AIM OF THE EXERCISE: Filter the data for "JSON" and copy matching lines.

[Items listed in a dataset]

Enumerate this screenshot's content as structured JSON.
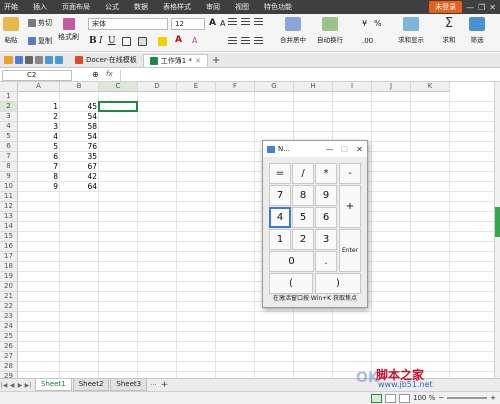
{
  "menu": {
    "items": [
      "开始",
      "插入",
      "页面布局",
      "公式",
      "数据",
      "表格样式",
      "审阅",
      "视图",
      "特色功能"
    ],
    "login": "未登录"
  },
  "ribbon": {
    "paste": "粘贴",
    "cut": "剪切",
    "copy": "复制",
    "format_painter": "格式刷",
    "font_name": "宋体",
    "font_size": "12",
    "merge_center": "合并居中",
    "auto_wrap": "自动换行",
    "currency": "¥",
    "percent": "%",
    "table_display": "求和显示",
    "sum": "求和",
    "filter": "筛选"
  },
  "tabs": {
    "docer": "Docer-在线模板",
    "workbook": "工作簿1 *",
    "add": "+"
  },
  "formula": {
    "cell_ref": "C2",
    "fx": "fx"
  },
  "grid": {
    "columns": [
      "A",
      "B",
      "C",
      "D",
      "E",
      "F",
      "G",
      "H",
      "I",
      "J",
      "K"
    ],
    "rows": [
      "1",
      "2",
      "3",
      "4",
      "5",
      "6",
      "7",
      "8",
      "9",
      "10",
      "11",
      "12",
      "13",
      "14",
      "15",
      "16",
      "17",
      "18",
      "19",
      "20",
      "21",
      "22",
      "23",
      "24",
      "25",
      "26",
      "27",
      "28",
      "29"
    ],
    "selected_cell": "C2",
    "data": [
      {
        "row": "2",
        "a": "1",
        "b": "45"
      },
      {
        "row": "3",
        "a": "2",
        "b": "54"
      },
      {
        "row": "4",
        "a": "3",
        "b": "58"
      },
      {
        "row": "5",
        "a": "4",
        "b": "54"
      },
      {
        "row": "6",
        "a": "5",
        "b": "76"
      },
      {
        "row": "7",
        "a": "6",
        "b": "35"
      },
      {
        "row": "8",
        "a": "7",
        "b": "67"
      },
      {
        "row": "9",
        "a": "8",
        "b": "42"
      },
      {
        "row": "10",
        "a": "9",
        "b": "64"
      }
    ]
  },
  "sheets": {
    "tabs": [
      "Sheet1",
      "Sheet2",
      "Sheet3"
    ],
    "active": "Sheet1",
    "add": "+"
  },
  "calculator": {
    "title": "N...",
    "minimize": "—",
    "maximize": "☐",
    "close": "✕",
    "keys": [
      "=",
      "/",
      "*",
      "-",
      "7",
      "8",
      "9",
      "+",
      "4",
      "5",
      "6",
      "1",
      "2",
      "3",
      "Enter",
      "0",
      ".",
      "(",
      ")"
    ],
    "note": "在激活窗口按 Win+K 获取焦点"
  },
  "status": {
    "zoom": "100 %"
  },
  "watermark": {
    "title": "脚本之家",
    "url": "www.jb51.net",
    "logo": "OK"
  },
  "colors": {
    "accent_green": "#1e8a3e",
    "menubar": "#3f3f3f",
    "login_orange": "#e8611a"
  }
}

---

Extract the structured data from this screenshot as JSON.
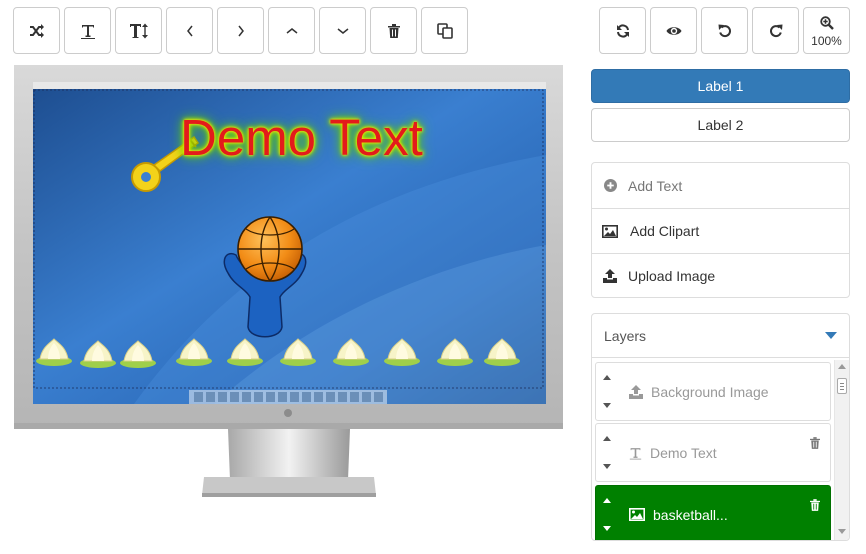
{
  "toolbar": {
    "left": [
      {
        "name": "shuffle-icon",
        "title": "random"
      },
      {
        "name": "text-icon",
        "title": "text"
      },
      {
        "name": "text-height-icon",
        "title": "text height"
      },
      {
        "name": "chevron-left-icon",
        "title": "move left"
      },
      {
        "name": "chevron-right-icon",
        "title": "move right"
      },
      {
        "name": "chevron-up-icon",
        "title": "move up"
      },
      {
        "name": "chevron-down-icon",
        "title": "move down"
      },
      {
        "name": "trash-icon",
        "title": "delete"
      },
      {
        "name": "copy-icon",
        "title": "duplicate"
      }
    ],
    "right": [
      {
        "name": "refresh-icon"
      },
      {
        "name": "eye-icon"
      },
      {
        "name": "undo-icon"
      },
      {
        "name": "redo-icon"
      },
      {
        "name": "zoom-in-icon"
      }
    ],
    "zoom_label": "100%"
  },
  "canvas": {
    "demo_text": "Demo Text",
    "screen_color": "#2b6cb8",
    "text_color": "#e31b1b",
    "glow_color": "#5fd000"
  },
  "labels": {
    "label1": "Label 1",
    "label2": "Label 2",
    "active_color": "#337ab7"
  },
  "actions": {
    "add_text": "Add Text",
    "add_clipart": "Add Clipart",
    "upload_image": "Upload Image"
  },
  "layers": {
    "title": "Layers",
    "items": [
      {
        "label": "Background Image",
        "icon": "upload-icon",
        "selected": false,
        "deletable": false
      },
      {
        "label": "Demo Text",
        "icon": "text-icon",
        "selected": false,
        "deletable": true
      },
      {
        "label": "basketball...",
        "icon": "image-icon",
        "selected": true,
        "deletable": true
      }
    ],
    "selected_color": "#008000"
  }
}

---

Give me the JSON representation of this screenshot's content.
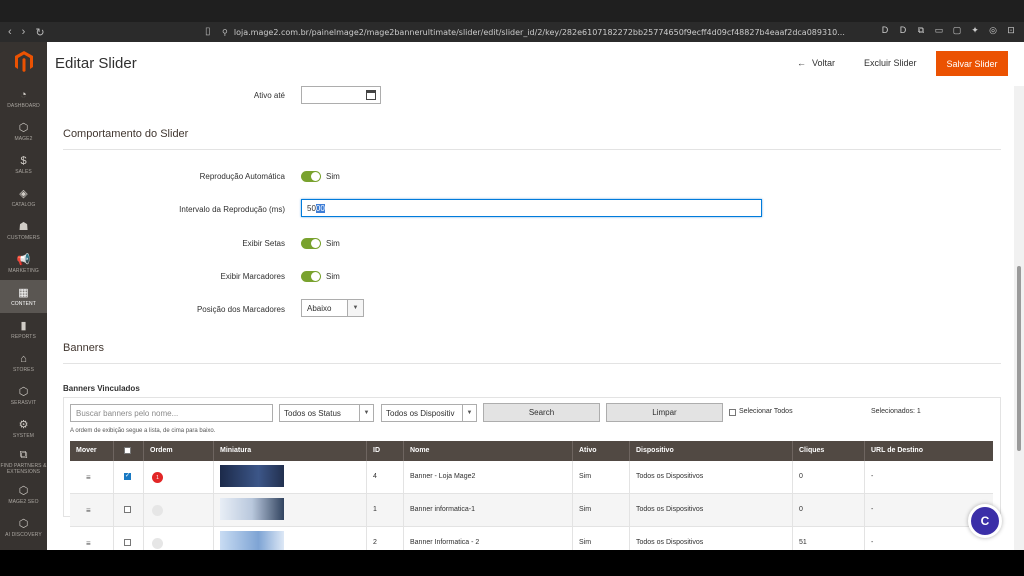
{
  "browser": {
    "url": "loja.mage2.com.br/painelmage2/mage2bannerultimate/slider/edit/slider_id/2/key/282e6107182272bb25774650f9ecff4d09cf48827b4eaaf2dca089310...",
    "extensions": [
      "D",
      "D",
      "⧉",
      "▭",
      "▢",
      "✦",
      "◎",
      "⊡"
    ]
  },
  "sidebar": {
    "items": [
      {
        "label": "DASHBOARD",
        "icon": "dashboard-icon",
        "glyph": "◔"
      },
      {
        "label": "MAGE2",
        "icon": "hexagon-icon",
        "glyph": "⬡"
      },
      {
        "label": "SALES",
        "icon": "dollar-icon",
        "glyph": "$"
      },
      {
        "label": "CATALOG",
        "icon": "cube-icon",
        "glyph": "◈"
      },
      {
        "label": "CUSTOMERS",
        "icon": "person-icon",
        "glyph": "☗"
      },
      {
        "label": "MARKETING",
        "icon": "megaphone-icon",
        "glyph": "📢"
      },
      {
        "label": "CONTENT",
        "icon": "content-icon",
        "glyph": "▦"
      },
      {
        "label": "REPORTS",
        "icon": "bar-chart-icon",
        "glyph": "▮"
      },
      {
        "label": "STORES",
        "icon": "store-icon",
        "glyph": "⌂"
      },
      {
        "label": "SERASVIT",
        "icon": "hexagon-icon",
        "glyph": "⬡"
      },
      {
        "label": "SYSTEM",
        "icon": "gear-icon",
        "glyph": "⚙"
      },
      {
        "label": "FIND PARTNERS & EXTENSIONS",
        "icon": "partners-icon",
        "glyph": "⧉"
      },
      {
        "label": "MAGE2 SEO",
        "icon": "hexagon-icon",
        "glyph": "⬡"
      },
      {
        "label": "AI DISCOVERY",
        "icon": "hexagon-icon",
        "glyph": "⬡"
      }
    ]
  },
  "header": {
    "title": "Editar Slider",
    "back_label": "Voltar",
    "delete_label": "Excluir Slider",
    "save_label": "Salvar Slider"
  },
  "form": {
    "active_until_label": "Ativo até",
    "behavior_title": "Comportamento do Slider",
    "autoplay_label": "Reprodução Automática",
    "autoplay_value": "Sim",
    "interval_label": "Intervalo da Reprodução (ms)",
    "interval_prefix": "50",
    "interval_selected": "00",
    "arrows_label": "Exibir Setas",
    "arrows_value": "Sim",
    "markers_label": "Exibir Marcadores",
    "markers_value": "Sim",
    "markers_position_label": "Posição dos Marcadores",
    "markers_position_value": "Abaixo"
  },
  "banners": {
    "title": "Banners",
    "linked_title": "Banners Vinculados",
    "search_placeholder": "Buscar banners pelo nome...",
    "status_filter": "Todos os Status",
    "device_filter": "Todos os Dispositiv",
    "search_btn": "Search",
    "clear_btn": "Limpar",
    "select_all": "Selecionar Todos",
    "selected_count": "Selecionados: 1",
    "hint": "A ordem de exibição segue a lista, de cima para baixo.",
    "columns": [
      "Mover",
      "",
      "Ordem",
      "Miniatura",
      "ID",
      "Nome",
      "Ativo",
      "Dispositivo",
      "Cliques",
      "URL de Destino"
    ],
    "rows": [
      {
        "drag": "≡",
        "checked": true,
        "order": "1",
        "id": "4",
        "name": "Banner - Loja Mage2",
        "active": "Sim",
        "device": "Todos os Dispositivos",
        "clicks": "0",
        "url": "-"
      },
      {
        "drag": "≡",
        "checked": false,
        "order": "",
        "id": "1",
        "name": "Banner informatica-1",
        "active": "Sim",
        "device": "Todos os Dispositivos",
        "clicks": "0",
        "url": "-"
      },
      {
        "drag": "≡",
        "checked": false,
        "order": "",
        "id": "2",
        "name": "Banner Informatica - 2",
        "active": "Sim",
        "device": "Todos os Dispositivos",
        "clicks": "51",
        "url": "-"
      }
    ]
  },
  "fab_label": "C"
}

RESULT:
Enumerate this screenshot's content as structured JSON.
Extract the structured data from this screenshot as JSON.
Give me the JSON representation of this screenshot's content.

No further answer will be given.